User:Fearedbliss/Installing Gentoo Linux On ZFS Notes

From Gentoo Wiki
Jump to: navigation, search

Install Gentoo Linux on ZFS Notes

Contains snippets of information that can help or give a better perspective on different ZFS install scenarios.

6 Drive RAIDZ2 Pool w/ Separate /boot and swap

Drives: sda, sdb, sdc, sdd, sde, sdf

Partition Layout for Each Drive:

/dev/sda1 = 250 MB /boot (8300)
/dev/sda2 = 32 MB BIOS Boot Partition (EF02)
/dev/sda3 = 4 GB swap (8200)
/dev/sda4 = Rest of Disk - ZFS (bf00)

Enable Legacy BIOS Bootable on each of the /dev/sd#1 devices.

Save this layout:

sgdisk --backup=layout /dev/sda

Apply this layout to a drive (Repeat for each needed drive):

sgdisk --load-backup=layout /dev/sdb

Use mdadm raid 1 for the separate /boot and swap

/dev/md0 = /boot /dev/md1 = swap

mdadm --create /dev/md0 --raid-devices=6 --level=1 --metadata=1.0 /dev/sd[a-f]1
mdadm --create /dev/md1 --raid-devices=6 --level=1 /dev/sd[a-f]3

<note important>We made our /boot array use metadata 1.0 because extlinux only supports that one.</note>

Format the above block devices:

mkfs.ext2 -m1 /dev/md0
mkswap -f /dev/md1

Save the array information in /etc/mdadm.conf.

mdadm --examine --scan > /etc/mdadm.conf

Making the 6 drive RAIDZ2 pool:

zpool create -f -o ashift=12 -o cachefile= -O atime=off -O compression=lz4 -m none -R /mnt/gentoo tank raidz2 /dev/sd[a-f]4

Make sure to install mdadm inside your chroot:

emerge -ag mdadm

Installing extlinux onto your raid array

The following will install extlinux to each device in the array so that if one of your devices fails, extlinux will automatically attempt to boot from the next device.

mkdir /boot/extlinux
cd /boot/extlinux
extlinux --raid --install .

= Write the extlinux gptmbr firmware onto each drive

dd if=/usr/share/syslinux/gptmbr.bin of=/dev/sda

Repeat for each device in the array.

Limiting ZFS ARC size

In Bytes:

2576980378  - 2.4 GB (30% of RAM)
3006477107  - 2.8 GB (35% of RAM)
2147483648  - 2 GB (25% of RAM)
4294967296  - 4 GB (50% of RAM)
8589934592  - 8 GB (100% of RAM)
echo options zfs zfs_arc_max=536870912 >> /etc/modprobe.d/zfs.conf
Encryption

Optional: Securely Delete Drive

You could first securely wipe your drive if you don't want anyone to be able to get any old data that was available before the encryption.
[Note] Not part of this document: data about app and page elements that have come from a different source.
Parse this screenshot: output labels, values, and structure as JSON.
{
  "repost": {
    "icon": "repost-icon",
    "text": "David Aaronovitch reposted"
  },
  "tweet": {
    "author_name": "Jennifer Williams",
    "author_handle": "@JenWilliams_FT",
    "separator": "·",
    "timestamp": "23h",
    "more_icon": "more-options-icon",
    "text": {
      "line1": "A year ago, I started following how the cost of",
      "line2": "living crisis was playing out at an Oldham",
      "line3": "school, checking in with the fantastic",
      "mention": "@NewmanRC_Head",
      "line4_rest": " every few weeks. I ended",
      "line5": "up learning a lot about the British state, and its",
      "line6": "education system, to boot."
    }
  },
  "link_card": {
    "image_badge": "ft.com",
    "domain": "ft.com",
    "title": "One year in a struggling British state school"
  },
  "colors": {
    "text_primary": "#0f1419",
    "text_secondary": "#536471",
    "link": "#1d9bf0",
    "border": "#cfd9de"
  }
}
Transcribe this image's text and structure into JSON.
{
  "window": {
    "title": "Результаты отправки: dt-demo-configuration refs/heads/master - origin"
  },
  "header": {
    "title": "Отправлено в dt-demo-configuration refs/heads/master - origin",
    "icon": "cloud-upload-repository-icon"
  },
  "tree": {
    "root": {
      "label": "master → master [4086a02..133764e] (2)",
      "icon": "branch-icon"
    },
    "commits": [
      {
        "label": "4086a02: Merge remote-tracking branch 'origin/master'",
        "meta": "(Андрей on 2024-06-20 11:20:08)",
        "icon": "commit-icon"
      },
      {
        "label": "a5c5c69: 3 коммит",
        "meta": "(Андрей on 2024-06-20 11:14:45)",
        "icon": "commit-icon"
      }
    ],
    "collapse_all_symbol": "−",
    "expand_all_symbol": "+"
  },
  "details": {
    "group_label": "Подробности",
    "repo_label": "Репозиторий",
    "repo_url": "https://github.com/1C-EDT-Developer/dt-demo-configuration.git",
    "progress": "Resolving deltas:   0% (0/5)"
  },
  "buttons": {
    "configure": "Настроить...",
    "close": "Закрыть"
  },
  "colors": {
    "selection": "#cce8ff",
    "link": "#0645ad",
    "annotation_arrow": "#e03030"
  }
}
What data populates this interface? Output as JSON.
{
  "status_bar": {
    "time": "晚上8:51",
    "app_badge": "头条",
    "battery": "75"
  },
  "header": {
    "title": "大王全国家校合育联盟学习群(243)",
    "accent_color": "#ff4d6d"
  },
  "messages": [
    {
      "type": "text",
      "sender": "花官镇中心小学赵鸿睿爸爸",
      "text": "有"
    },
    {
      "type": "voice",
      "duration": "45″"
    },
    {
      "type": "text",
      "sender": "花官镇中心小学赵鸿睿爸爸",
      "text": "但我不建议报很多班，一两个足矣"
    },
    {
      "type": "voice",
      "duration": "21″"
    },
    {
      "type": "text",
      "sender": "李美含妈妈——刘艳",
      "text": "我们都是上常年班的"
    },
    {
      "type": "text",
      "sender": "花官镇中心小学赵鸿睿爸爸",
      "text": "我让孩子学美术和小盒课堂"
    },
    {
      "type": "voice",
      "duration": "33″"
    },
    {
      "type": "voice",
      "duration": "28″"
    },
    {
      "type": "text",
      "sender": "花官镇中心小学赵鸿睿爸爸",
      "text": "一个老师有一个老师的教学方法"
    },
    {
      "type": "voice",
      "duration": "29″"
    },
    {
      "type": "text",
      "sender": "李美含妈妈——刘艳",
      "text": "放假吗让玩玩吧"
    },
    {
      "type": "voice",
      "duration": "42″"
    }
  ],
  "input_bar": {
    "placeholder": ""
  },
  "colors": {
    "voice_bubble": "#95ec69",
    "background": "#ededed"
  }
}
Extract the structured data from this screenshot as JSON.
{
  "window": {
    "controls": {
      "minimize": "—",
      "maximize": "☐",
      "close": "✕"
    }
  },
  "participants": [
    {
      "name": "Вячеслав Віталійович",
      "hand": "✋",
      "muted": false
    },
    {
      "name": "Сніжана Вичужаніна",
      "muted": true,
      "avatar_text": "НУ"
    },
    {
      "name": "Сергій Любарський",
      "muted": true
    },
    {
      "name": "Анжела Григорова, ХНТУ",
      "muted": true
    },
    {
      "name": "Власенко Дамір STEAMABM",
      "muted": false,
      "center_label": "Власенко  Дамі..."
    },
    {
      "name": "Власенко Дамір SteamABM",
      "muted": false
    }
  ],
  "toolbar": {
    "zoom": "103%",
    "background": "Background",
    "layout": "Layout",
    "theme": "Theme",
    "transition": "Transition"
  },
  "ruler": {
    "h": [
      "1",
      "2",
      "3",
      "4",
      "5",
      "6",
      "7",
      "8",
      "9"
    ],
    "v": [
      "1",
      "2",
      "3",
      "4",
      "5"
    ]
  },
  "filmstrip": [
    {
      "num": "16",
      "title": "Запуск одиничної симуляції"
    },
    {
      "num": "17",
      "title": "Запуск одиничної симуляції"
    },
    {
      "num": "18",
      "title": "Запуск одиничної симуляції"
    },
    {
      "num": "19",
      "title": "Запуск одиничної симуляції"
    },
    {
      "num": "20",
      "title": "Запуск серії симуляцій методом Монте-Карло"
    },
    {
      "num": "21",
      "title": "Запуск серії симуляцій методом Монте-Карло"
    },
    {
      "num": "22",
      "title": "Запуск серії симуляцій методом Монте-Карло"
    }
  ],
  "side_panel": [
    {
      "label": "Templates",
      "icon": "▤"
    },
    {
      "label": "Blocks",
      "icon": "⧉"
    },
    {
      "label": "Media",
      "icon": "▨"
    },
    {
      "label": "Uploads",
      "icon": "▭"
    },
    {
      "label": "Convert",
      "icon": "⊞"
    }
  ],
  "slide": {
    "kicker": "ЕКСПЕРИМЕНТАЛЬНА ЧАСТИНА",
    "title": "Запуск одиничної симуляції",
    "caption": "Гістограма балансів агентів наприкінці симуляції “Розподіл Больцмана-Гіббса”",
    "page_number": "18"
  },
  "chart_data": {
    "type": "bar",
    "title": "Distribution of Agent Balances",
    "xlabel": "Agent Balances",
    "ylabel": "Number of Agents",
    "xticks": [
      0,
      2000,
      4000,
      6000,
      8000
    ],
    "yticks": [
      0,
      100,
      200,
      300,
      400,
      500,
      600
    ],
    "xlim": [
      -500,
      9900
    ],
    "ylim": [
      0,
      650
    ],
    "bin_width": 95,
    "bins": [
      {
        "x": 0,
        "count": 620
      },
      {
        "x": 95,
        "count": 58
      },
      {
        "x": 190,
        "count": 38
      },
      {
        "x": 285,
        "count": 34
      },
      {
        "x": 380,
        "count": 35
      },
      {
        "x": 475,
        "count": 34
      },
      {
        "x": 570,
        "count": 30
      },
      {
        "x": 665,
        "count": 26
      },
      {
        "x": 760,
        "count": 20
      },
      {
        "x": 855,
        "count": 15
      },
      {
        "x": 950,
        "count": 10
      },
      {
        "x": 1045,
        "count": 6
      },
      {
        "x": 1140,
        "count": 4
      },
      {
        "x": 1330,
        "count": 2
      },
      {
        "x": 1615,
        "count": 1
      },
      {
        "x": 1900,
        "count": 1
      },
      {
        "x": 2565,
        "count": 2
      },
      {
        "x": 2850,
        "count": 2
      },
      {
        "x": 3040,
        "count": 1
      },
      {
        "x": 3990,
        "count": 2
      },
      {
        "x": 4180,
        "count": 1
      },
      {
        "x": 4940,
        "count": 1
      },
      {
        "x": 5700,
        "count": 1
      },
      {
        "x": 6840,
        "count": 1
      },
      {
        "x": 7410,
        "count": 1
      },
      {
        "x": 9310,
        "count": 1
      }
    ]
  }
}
This can take more than 2 hours depending the size of your HDD.

time shred -n0 -v -z /dev/sda

Format your drives

Create your encrypted container for your root

We will be using a passphrase for this installation.

cryptsetup --use-urandom luksFormat /dev/sda4

You can verify that your drives were formatted and that they have a key by running the following:

cryptsetup luksDump /dev/sda4

Default encryption settings are: aes-xts-plain64 with 256 MK bits and sha1 hashing.

Mount your encrypted container

Before going further, try to decrypt your drive using your passphrase:

cryptsetup luksOpen /dev/sda4 root

You should see your root container if you check your /dev/mapper directory:

ls /dev/mapper/

Find /boot UUID and then edit fstab

blkid /dev/sda1 -s UUID | cut -d " " -f 2

Copy this UUID= line and put it in fstab

nano /etc/fstab

I removed the root, floppy, and cdrom lines. Our root is on zfs so we don't need it to be here. Our swap is encrypted but will be handled by systemd using crypttab, and our boot is /dev/sda1 (but we will use /dev/sda1's UUID). So we only need to record our /boot partition in /etc/fstab.

My fstab looks as follows:

UUID="4443433f-5f03-475f-974e-5345fd524c34"               /boot           ext2            noatime         0 0

Create your zpool

Create your zpool which will contain your drives and datasets:

zpool create -f -o ashift=12 -o cachefile= -O compression=lz4 -O normalization=formD -m none -R /mnt/gentoo tank /dev/mapper/root

Add "cryptsetup" and "udev" use flags to make.conf

Edit your /etc/portage/make.conf again and add "cryptsetup" and "udev" to the USE variable. Then run the previous command again. We didn't do this before because there would have been a circular dependency with the lvm2 package.

NOTE: This is important. If you don't re-emerge your stuff with the cryptsetup flag, systemd will not have supported for your encrypted drives and you will have problems at boot.

Edit /etc/conf.d/dmcrypt (openrc)

First get the PARTUUID for your swap partition and then add it into your dmcrypt file. Every time you start your machine, this file will be read and your swap partition will be re-encrypt using /dev/urandom.

blkid /dev/sda3 -s PARTUUID | cut -d " " -f 2
PARTUUID="5adf8e6f-fefb-4587-b585-737eaa397c2a"

Then edit /etc/conf.d/dmcrypt and add the following:

swap=swap
source='/dev/disk/by-partuuid/<PARTUUID>'
options='-c aes-xts-plain64 -s 256 -d /dev/urandom'

Edit crypttab (systemd)

First get the UUID for your swap partition and then add it into your /etc/crypttab. Basically every time you reboot your machine, systemd will read this and it will re-encrypt your swap partition at boot with a different password using /dev/urandom.

blkid /dev/sda3

Find the PARTUUID and copy it down. Then edit /etc/crypttab and add the following:

swap PARTUUID="[uuid you copied down]" /dev/urandom swap,cipher=aes-xts-plain64,bits=256

Configuring bliss-boot

nano /etc/bliss-boot/config.py
blkid /dev/sda4 -s UUID | cut -d " " -f 2
	
('Gentoo', '3.14.26-KS.01', 1, 'vmlinuz', 'initrd', 'root=tank/gentoo/root enc_drives=UUID=[your /dev/sda4's UUID] enc_type=pass quiet'),

Final Steps

rc-update add dmcrypt boot